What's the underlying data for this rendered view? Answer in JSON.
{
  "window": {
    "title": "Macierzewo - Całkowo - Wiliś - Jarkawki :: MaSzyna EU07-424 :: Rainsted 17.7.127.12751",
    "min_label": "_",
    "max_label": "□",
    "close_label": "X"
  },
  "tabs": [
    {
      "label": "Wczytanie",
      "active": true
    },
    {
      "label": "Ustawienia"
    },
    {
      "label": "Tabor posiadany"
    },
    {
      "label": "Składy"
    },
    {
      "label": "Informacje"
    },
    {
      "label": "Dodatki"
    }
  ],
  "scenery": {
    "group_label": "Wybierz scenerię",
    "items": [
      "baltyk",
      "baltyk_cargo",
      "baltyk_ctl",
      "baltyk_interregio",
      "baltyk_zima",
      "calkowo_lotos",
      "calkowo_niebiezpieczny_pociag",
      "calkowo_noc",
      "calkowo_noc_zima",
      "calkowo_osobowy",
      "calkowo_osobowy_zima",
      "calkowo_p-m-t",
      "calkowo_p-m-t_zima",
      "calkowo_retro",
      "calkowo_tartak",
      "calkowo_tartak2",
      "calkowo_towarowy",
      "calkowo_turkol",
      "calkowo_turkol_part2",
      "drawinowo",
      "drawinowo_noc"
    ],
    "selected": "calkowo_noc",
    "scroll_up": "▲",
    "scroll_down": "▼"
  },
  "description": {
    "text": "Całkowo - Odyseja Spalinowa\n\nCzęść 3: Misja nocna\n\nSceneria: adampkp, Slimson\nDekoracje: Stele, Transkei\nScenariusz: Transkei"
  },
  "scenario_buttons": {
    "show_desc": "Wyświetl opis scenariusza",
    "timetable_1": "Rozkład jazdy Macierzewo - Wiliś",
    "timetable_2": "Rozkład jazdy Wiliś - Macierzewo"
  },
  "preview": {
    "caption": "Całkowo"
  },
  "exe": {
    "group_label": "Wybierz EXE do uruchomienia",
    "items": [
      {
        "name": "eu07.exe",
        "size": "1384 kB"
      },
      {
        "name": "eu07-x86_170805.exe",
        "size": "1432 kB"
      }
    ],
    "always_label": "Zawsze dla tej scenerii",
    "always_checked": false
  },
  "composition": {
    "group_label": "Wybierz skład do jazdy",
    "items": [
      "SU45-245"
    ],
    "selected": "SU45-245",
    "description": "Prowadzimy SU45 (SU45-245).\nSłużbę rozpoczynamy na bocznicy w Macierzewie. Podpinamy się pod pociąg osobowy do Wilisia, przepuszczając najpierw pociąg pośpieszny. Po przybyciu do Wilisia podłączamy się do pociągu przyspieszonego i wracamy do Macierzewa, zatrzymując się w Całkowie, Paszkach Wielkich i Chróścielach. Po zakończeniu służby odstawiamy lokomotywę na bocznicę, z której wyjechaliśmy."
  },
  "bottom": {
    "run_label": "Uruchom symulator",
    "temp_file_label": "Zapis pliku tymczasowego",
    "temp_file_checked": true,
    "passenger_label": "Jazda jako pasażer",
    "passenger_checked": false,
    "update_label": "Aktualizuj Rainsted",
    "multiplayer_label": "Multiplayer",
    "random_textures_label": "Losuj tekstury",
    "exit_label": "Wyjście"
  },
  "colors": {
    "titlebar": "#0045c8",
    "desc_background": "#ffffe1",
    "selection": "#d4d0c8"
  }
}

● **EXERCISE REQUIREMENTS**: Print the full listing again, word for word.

● **WRITTEN SOLUTION**:
What's the underlying data for this rendered view? Answer in JSON.
{
  "window": {
    "title": "Macierzewo - Całkowo - Wiliś - Jarkawki :: MaSzyna EU07-424 :: Rainsted 17.7.127.12751",
    "min_label": "_",
    "max_label": "□",
    "close_label": "X"
  },
  "tabs": [
    {
      "label": "Wczytanie",
      "active": true
    },
    {
      "label": "Ustawienia"
    },
    {
      "label": "Tabor posiadany"
    },
    {
      "label": "Składy"
    },
    {
      "label": "Informacje"
    },
    {
      "label": "Dodatki"
    }
  ],
  "scenery": {
    "group_label": "Wybierz scenerię",
    "items": [
      "baltyk",
      "baltyk_cargo",
      "baltyk_ctl",
      "baltyk_interregio",
      "baltyk_zima",
      "calkowo_lotos",
      "calkowo_niebiezpieczny_pociag",
      "calkowo_noc",
      "calkowo_noc_zima",
      "calkowo_osobowy",
      "calkowo_osobowy_zima",
      "calkowo_p-m-t",
      "calkowo_p-m-t_zima",
      "calkowo_retro",
      "calkowo_tartak",
      "calkowo_tartak2",
      "calkowo_towarowy",
      "calkowo_turkol",
      "calkowo_turkol_part2",
      "drawinowo",
      "drawinowo_noc"
    ],
    "selected": "calkowo_noc",
    "scroll_up": "▲",
    "scroll_down": "▼"
  },
  "description": {
    "text": "Całkowo - Odyseja Spalinowa\n\nCzęść 3: Misja nocna\n\nSceneria: adampkp, Slimson\nDekoracje: Stele, Transkei\nScenariusz: Transkei"
  },
  "scenario_buttons": {
    "show_desc": "Wyświetl opis scenariusza",
    "timetable_1": "Rozkład jazdy Macierzewo - Wiliś",
    "timetable_2": "Rozkład jazdy Wiliś - Macierzewo"
  },
  "preview": {
    "caption": "Całkowo"
  },
  "exe": {
    "group_label": "Wybierz EXE do uruchomienia",
    "items": [
      {
        "name": "eu07.exe",
        "size": "1384 kB"
      },
      {
        "name": "eu07-x86_170805.exe",
        "size": "1432 kB"
      }
    ],
    "always_label": "Zawsze dla tej scenerii",
    "always_checked": false
  },
  "composition": {
    "group_label": "Wybierz skład do jazdy",
    "items": [
      "SU45-245"
    ],
    "selected": "SU45-245",
    "description": "Prowadzimy SU45 (SU45-245).\nSłużbę rozpoczynamy na bocznicy w Macierzewie. Podpinamy się pod pociąg osobowy do Wilisia, przepuszczając najpierw pociąg pośpieszny. Po przybyciu do Wilisia podłączamy się do pociągu przyspieszonego i wracamy do Macierzewa, zatrzymując się w Całkowie, Paszkach Wielkich i Chróścielach. Po zakończeniu służby odstawiamy lokomotywę na bocznicę, z której wyjechaliśmy."
  },
  "bottom": {
    "run_label": "Uruchom symulator",
    "temp_file_label": "Zapis pliku tymczasowego",
    "temp_file_checked": true,
    "passenger_label": "Jazda jako pasażer",
    "passenger_checked": false,
    "update_label": "Aktualizuj Rainsted",
    "multiplayer_label": "Multiplayer",
    "random_textures_label": "Losuj tekstury",
    "exit_label": "Wyjście"
  },
  "colors": {
    "titlebar": "#0045c8",
    "desc_background": "#ffffe1",
    "selection": "#d4d0c8"
  }
}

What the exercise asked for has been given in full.